[DATA EXCERPTS]:
* * * * *

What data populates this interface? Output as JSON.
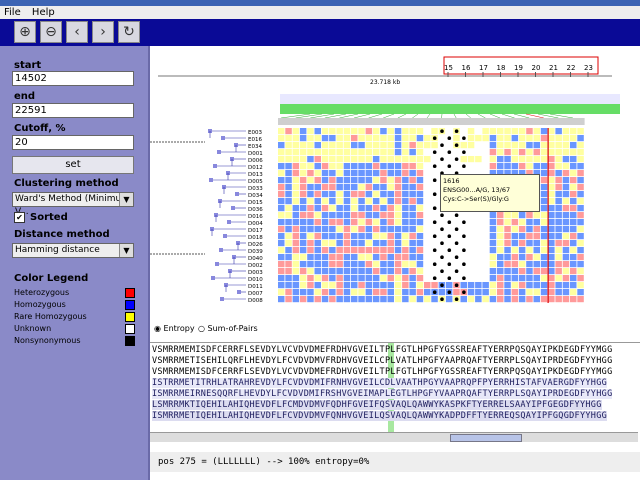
{
  "menu": [
    "File",
    "Help"
  ],
  "toolbar": {
    "icons": [
      "zoom-in-icon",
      "zoom-out-icon",
      "back-icon",
      "forward-icon",
      "refresh-icon"
    ]
  },
  "left": {
    "start_label": "start",
    "start_value": "14502",
    "end_label": "end",
    "end_value": "22591",
    "cutoff_label": "Cutoff, %",
    "cutoff_value": "20",
    "set_button": "set",
    "clustering_label": "Clustering method",
    "clustering_value": "Ward's Method (Minimum V...",
    "sorted_label": "Sorted",
    "distance_label": "Distance method",
    "distance_value": "Hamming distance",
    "legend_title": "Color Legend",
    "legend": [
      {
        "label": "Heterozygous",
        "color": "#ff0000"
      },
      {
        "label": "Homozygous",
        "color": "#0000ff"
      },
      {
        "label": "Rare Homozygous",
        "color": "#ffff00"
      },
      {
        "label": "Unknown",
        "color": "#ffffff"
      },
      {
        "label": "Nonsynonymous",
        "color": "#000000"
      }
    ]
  },
  "ruler": {
    "ticks": [
      "15",
      "16",
      "17",
      "18",
      "19",
      "20",
      "21",
      "22",
      "23"
    ],
    "unit": "23.718 kb"
  },
  "samples": [
    "E003",
    "E016",
    "E034",
    "D001",
    "D006",
    "D012",
    "D013",
    "D005",
    "D033",
    "D034",
    "D015",
    "D036",
    "D016",
    "D004",
    "D017",
    "D018",
    "D026",
    "D039",
    "D040",
    "D002",
    "D003",
    "D010",
    "D011",
    "D007",
    "D008"
  ],
  "tooltip": [
    "1616",
    "ENSG00...A/G, 13/67",
    "Cys:C->Ser(S)/Gly:G"
  ],
  "radio": {
    "entropy": "Entropy",
    "sum_pairs": "Sum-of-Pairs"
  },
  "sequences": [
    "VSMRRMEMISDFCERRFLSEVDYLVCVDVDMEFRDHVGVEILTPLFGTLHPGFYGSSREAFTYERRPQSQAYIPKDEGDFYYMGG",
    "VSMRRMETISEHILQRFLHEVDYLFCVDVDMVFRDHVGVEILCPLVATLHPGFYAAPRQAFTYERRPLSQAYIPRDEGDFYYHGG",
    "VSMRRMEMISDFCERRFLSEVDYLVCVDVDMEFRDHVGVEILTPLFGTLHPGFYGSSREAFTYERRPQSQAYIPKDEGDFYYMGG",
    "ISTRRMETITRHLATRAHREVDYLFCVDVDMIFRNHVGVEILCDLVAATHPGYVAAPRQPFPYERRHISTAFVAERGDFYYHGG",
    "ISMRRMEIRNESQQRFLHEVDYLFCVDVDMIFRSHVGVEIMAPLEGTLHPGFYVAAPRQAFTYERRPLSQAYIPRDEGDFYYHGG",
    "LSMRRMKTIQEHILAHIQHEVDFLFCMDVDMVFQDHFGVEIFQSVAQLQAWWYKASPKFTYERRELSAAYIPFGEGDFYYHGG",
    "ISMRRMETIQEHILAHIQHEVDFLFCVDVDMVFQNHVGVEILQSVAQLQAWWYKADPDFFTYERREQSQAYIPFGQGDFYYHGG"
  ],
  "status": "pos 275 = (LLLLLLL) --> 100% entropy=0%"
}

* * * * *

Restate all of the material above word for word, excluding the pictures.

[YOUR SOLUTION]:
What data populates this interface? Output as JSON.
{
  "menu": [
    "File",
    "Help"
  ],
  "toolbar": {
    "icons": [
      "zoom-in-icon",
      "zoom-out-icon",
      "back-icon",
      "forward-icon",
      "refresh-icon"
    ]
  },
  "left": {
    "start_label": "start",
    "start_value": "14502",
    "end_label": "end",
    "end_value": "22591",
    "cutoff_label": "Cutoff, %",
    "cutoff_value": "20",
    "set_button": "set",
    "clustering_label": "Clustering method",
    "clustering_value": "Ward's Method (Minimum V...",
    "sorted_label": "Sorted",
    "distance_label": "Distance method",
    "distance_value": "Hamming distance",
    "legend_title": "Color Legend",
    "legend": [
      {
        "label": "Heterozygous",
        "color": "#ff0000"
      },
      {
        "label": "Homozygous",
        "color": "#0000ff"
      },
      {
        "label": "Rare Homozygous",
        "color": "#ffff00"
      },
      {
        "label": "Unknown",
        "color": "#ffffff"
      },
      {
        "label": "Nonsynonymous",
        "color": "#000000"
      }
    ]
  },
  "ruler": {
    "ticks": [
      "15",
      "16",
      "17",
      "18",
      "19",
      "20",
      "21",
      "22",
      "23"
    ],
    "unit": "23.718 kb"
  },
  "samples": [
    "E003",
    "E016",
    "E034",
    "D001",
    "D006",
    "D012",
    "D013",
    "D005",
    "D033",
    "D034",
    "D015",
    "D036",
    "D016",
    "D004",
    "D017",
    "D018",
    "D026",
    "D039",
    "D040",
    "D002",
    "D003",
    "D010",
    "D011",
    "D007",
    "D008"
  ],
  "tooltip": [
    "1616",
    "ENSG00...A/G, 13/67",
    "Cys:C->Ser(S)/Gly:G"
  ],
  "radio": {
    "entropy": "Entropy",
    "sum_pairs": "Sum-of-Pairs"
  },
  "sequences": [
    "VSMRRMEMISDFCERRFLSEVDYLVCVDVDMEFRDHVGVEILTPLFGTLHPGFYGSSREAFTYERRPQSQAYIPKDEGDFYYMGG",
    "VSMRRMETISEHILQRFLHEVDYLFCVDVDMVFRDHVGVEILCPLVATLHPGFYAAPRQAFTYERRPLSQAYIPRDEGDFYYHGG",
    "VSMRRMEMISDFCERRFLSEVDYLVCVDVDMEFRDHVGVEILTPLFGTLHPGFYGSSREAFTYERRPQSQAYIPKDEGDFYYMGG",
    "ISTRRMETITRHLATRAHREVDYLFCVDVDMIFRNHVGVEILCDLVAATHPGYVAAPRQPFPYERRHISTAFVAERGDFYYHGG",
    "ISMRRMEIRNESQQRFLHEVDYLFCVDVDMIFRSHVGVEIMAPLEGTLHPGFYVAAPRQAFTYERRPLSQAYIPRDEGDFYYHGG",
    "LSMRRMKTIQEHILAHIQHEVDFLFCMDVDMVFQDHFGVEIFQSVAQLQAWWYKASPKFTYERRELSAAYIPFGEGDFYYHGG",
    "ISMRRMETIQEHILAHIQHEVDFLFCVDVDMVFQNHVGVEILQSVAQLQAWWYKADPDFFTYERREQSQAYIPFGQGDFYYHGG"
  ],
  "status": "pos 275 = (LLLLLLL) --> 100% entropy=0%"
}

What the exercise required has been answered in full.